Li-Fi, which transmits data through light waves rather than radio waves, is still in the experimental stage of development. However, researchers have achieved speeds using Li-Fi that make Wi-Fi feel like you're on an old 56 kilobits per second (kbps) dial-up modem.
Researchers at the University of Oxford attained bi-directional speeds of 224 gigabits per second (Gbps) using Li-Fi, which would be about a 28 gigabytes per second (GB/s) transfer rate. This means you could download a 160 GB 4K movie in about five or six seconds.
Compare that with the theoretical top Wi-Fi speed of roughly 7 Gbps (900 megabytes per second (MB/s) transfer), and downloading the same 4K movie would take you just about three minutes. Yeah, that's still pretty fast, but that's still a stark difference between the two.
Li-Fi is transmitted through LED bulbs. At this point, you don't need to be in direct sight of the bulb for data to transfer, but the range is limited, as light can't pass through walls. This does have the added benefit of securing your connection, though, since attackers would need access to the same light source.

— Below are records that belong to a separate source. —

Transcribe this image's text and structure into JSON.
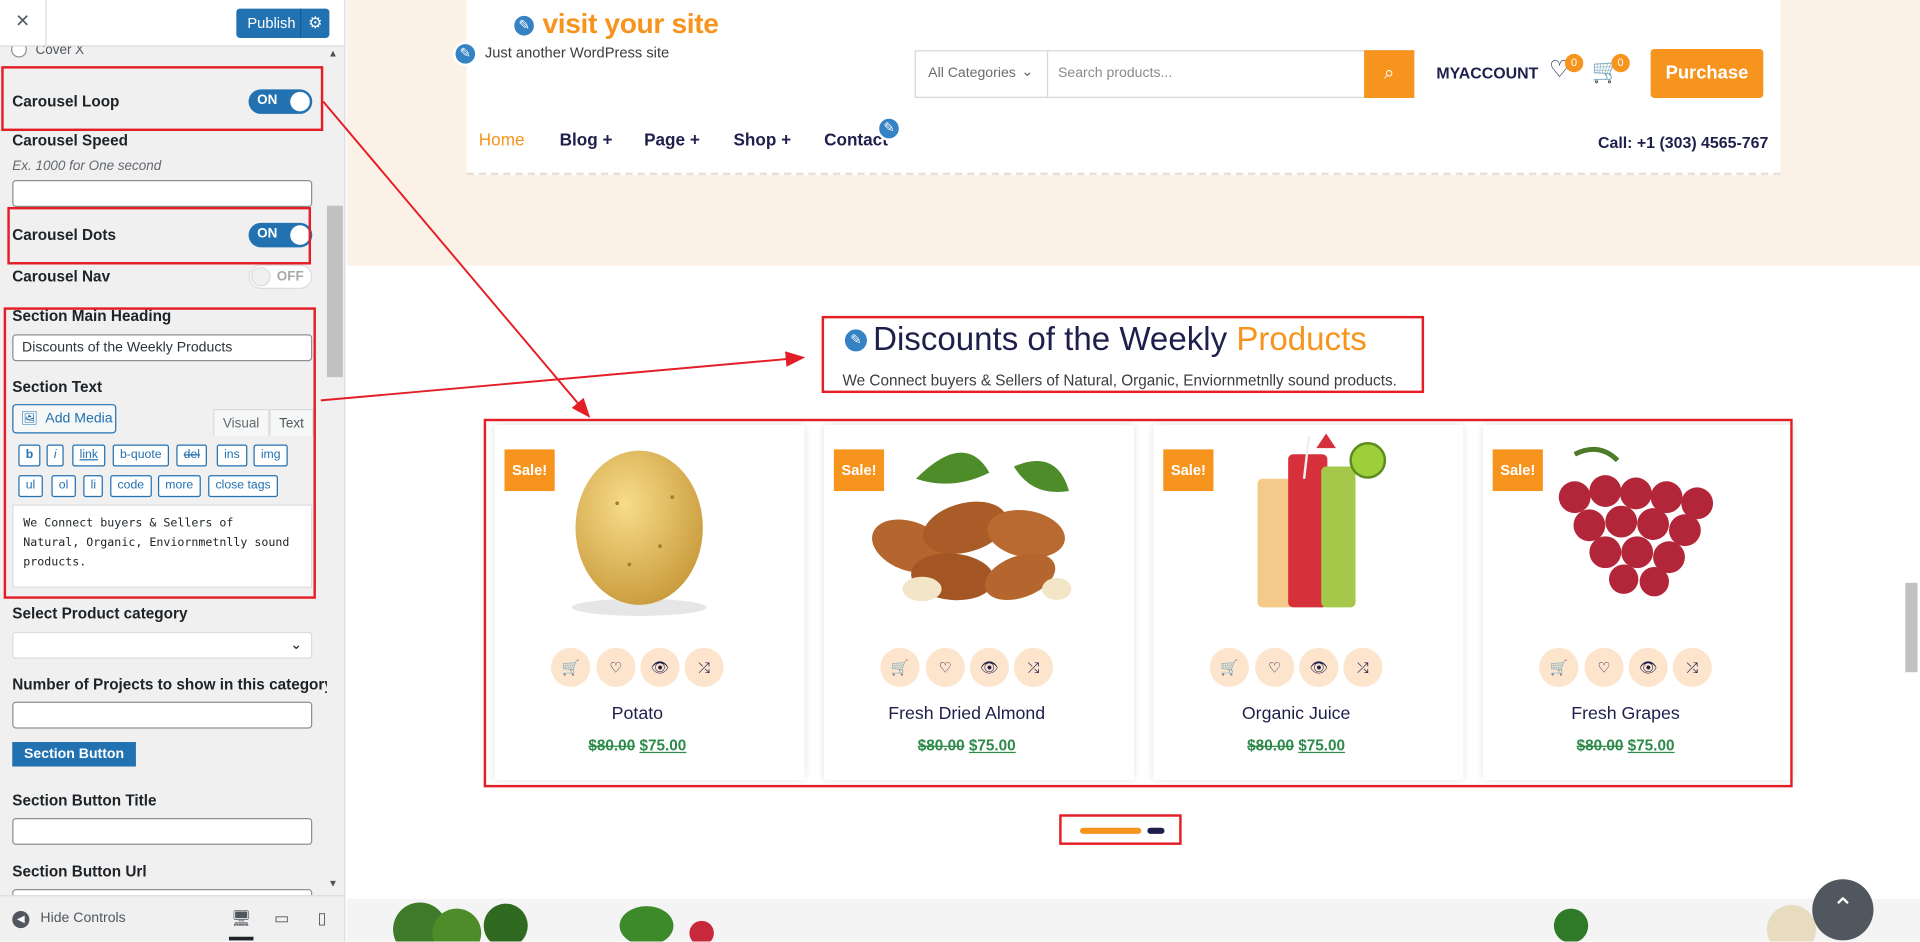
{
  "sidebar": {
    "close_icon": "×",
    "publish_label": "Publish",
    "gear_icon": "⚙",
    "cover_label": "Cover X",
    "loop": {
      "label": "Carousel Loop",
      "state": "ON"
    },
    "speed": {
      "label": "Carousel Speed",
      "hint": "Ex. 1000 for One second",
      "value": ""
    },
    "dots": {
      "label": "Carousel Dots",
      "state": "ON"
    },
    "nav": {
      "label": "Carousel Nav",
      "state": "OFF"
    },
    "heading": {
      "label": "Section Main Heading",
      "value": "Discounts of the Weekly Products"
    },
    "text": {
      "label": "Section Text",
      "add_media": "Add Media",
      "tab_visual": "Visual",
      "tab_text": "Text",
      "quicktags_row1": [
        "b",
        "i",
        "link",
        "b-quote",
        "del",
        "ins",
        "img"
      ],
      "quicktags_row2": [
        "ul",
        "ol",
        "li",
        "code",
        "more",
        "close tags"
      ],
      "value_lines": [
        "We Connect buyers & Sellers of",
        "Natural, Organic, Enviornmetnlly sound",
        "products."
      ]
    },
    "category": {
      "label": "Select Product category",
      "value": ""
    },
    "projects": {
      "label": "Number of Projects to show in this category",
      "value": ""
    },
    "section_button": "Section Button",
    "button_title": {
      "label": "Section Button Title",
      "value": ""
    },
    "button_url": {
      "label": "Section Button Url"
    },
    "hide_controls": "Hide Controls"
  },
  "site": {
    "title": "visit your site",
    "tagline": "Just another WordPress site",
    "search": {
      "category": "All Categories",
      "placeholder": "Search products..."
    },
    "my_account": "MYACCOUNT",
    "wishlist_count": "0",
    "cart_count": "0",
    "purchase": "Purchase",
    "nav": [
      {
        "label": "Home"
      },
      {
        "label": "Blog",
        "plus": "+"
      },
      {
        "label": "Page",
        "plus": "+"
      },
      {
        "label": "Shop",
        "plus": "+"
      },
      {
        "label": "Contact"
      }
    ],
    "phone": "Call: +1 (303) 4565-767"
  },
  "section": {
    "heading_main": "Discounts of the Weekly",
    "heading_accent": "Products",
    "text": "We Connect buyers & Sellers of Natural, Organic, Enviornmetnlly sound products."
  },
  "products": [
    {
      "name": "Potato",
      "badge": "Sale!",
      "old_price": "$80.00",
      "new_price": "$75.00"
    },
    {
      "name": "Fresh Dried Almond",
      "badge": "Sale!",
      "old_price": "$80.00",
      "new_price": "$75.00"
    },
    {
      "name": "Organic Juice",
      "badge": "Sale!",
      "old_price": "$80.00",
      "new_price": "$75.00"
    },
    {
      "name": "Fresh Grapes",
      "badge": "Sale!",
      "old_price": "$80.00",
      "new_price": "$75.00"
    }
  ],
  "colors": {
    "accent": "#f7941d",
    "navy": "#1f1f4c",
    "wp_blue": "#2271b1",
    "annotation_red": "#e41e26"
  },
  "icons": {
    "cart": "cart-icon",
    "heart": "heart-icon",
    "eye": "eye-icon",
    "compare": "shuffle-icon",
    "search": "search-icon",
    "scroll_top": "chevron-up-icon"
  }
}
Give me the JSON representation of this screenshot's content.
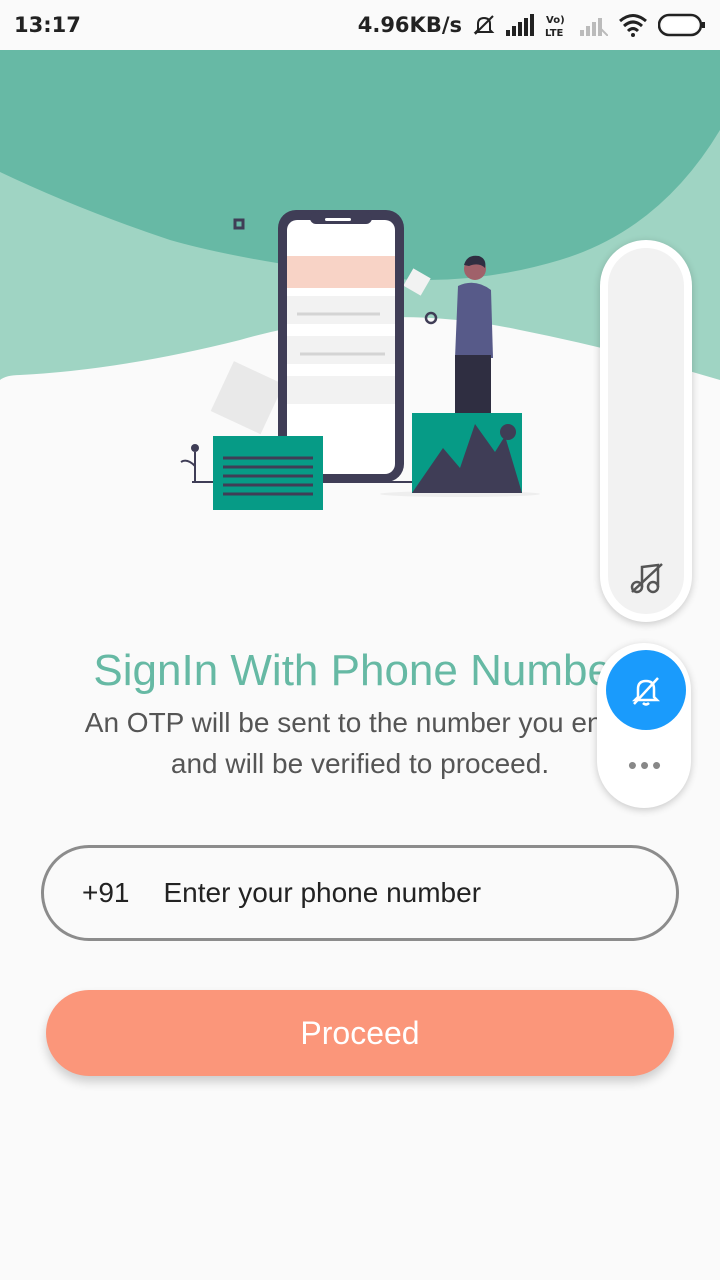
{
  "status_bar": {
    "time": "13:17",
    "speed": "4.96KB/s",
    "icons": [
      "mute-icon",
      "signal-icon",
      "volte-icon",
      "signal-off-icon",
      "wifi-icon",
      "battery-icon"
    ]
  },
  "main": {
    "title": "SignIn With Phone Number",
    "subtitle_line1": "An OTP will be sent to the number you enter",
    "subtitle_line2": "and will be verified to proceed."
  },
  "phone": {
    "prefix": "+91",
    "placeholder": "Enter your phone number",
    "value": ""
  },
  "proceed_label": "Proceed",
  "floating_menu": {
    "icons": [
      "music-off-icon",
      "bell-off-icon",
      "more-icon"
    ],
    "more": "•••"
  },
  "colors": {
    "accent_teal": "#66b9a4",
    "button_coral": "#fb967a",
    "floating_blue": "#1a9bfc"
  }
}
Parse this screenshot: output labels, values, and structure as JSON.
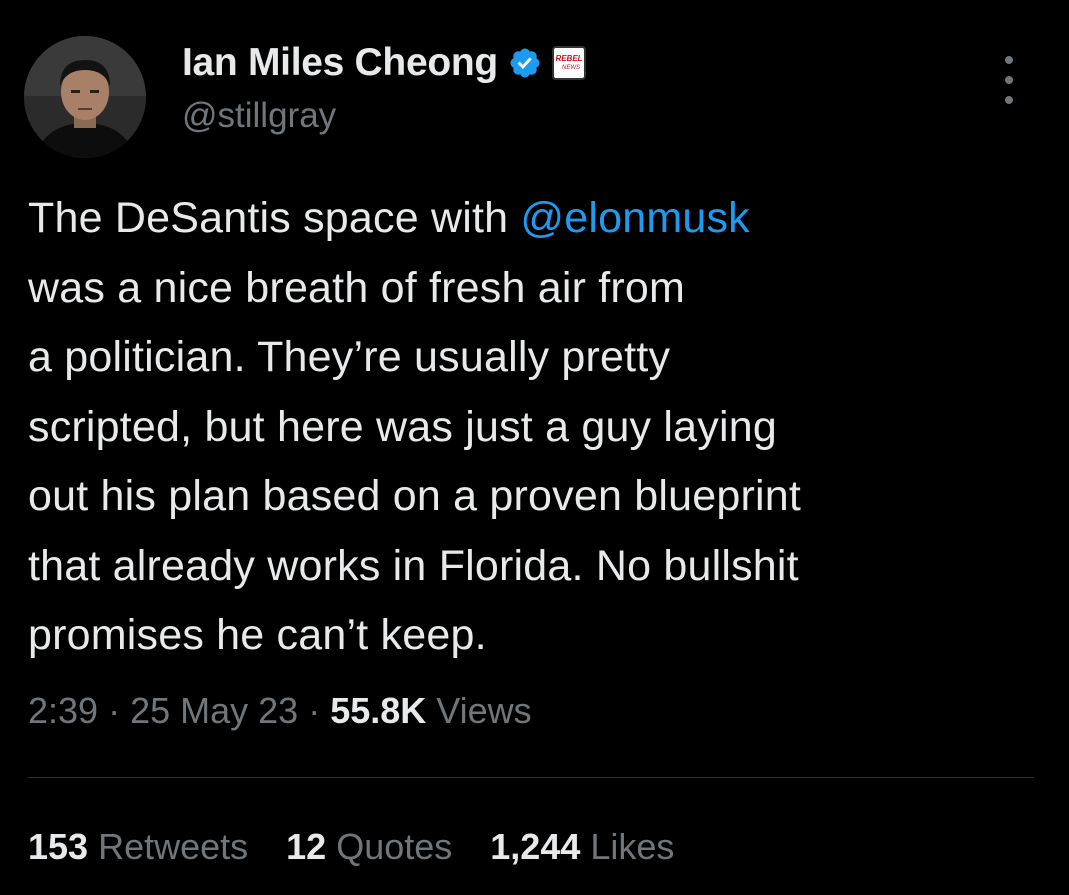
{
  "author": {
    "display_name": "Ian Miles Cheong",
    "handle": "@stillgray",
    "verified_icon": "verified-badge-icon",
    "affiliate_badge_icon": "rebel-news-badge-icon",
    "affiliate_badge_text_top": "REBEL",
    "affiliate_badge_text_bottom": "NEWS",
    "avatar": "profile-photo"
  },
  "menu": {
    "icon": "more-options-icon"
  },
  "tweet": {
    "lines": [
      {
        "before": "The DeSantis space with ",
        "mention": "@elonmusk",
        "after": ""
      },
      {
        "before": "was a nice breath of fresh air from",
        "mention": "",
        "after": ""
      },
      {
        "before": "a politician. They’re usually pretty",
        "mention": "",
        "after": ""
      },
      {
        "before": "scripted, but here was just a guy laying",
        "mention": "",
        "after": ""
      },
      {
        "before": "out his plan based on a proven blueprint",
        "mention": "",
        "after": ""
      },
      {
        "before": "that already works in Florida. No bullshit",
        "mention": "",
        "after": ""
      },
      {
        "before": "promises he can’t keep.",
        "mention": "",
        "after": ""
      }
    ]
  },
  "meta": {
    "time": "2:39",
    "sep1": " · ",
    "date": "25 May 23",
    "sep2": " · ",
    "views_count": "55.8K",
    "views_label": " Views"
  },
  "stats": {
    "retweets_count": "153",
    "retweets_label": " Retweets",
    "quotes_count": "12",
    "quotes_label": " Quotes",
    "likes_count": "1,244",
    "likes_label": " Likes"
  },
  "colors": {
    "background": "#000000",
    "text_primary": "#e7e9ea",
    "text_secondary": "#71767b",
    "accent": "#1d9bf0",
    "divider": "#2f3336"
  }
}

The technology is still a ways off, and who knows if/when/how it will be deployed for consumer use.
Fromm tweeted another image that seems to give further evidence that the next iPhone will not have a 3.5 mm headphone jack.
This code comes from the iOS 9.3 beta 1.1, and lends credence to the rumor that the iPhone 7 will only feature a Lightning port. Or, I suppose, there could be multiple Lightning ports, which would allow users to listen to headphones and charge at the same time without the need for Bluetooth headphones or a wireless charger? Just a thought.
However many Lightning ports appear on the next iPhone, there's a good chance they will be water-resistant, although Apple hasn't gained approval for that patent just yet.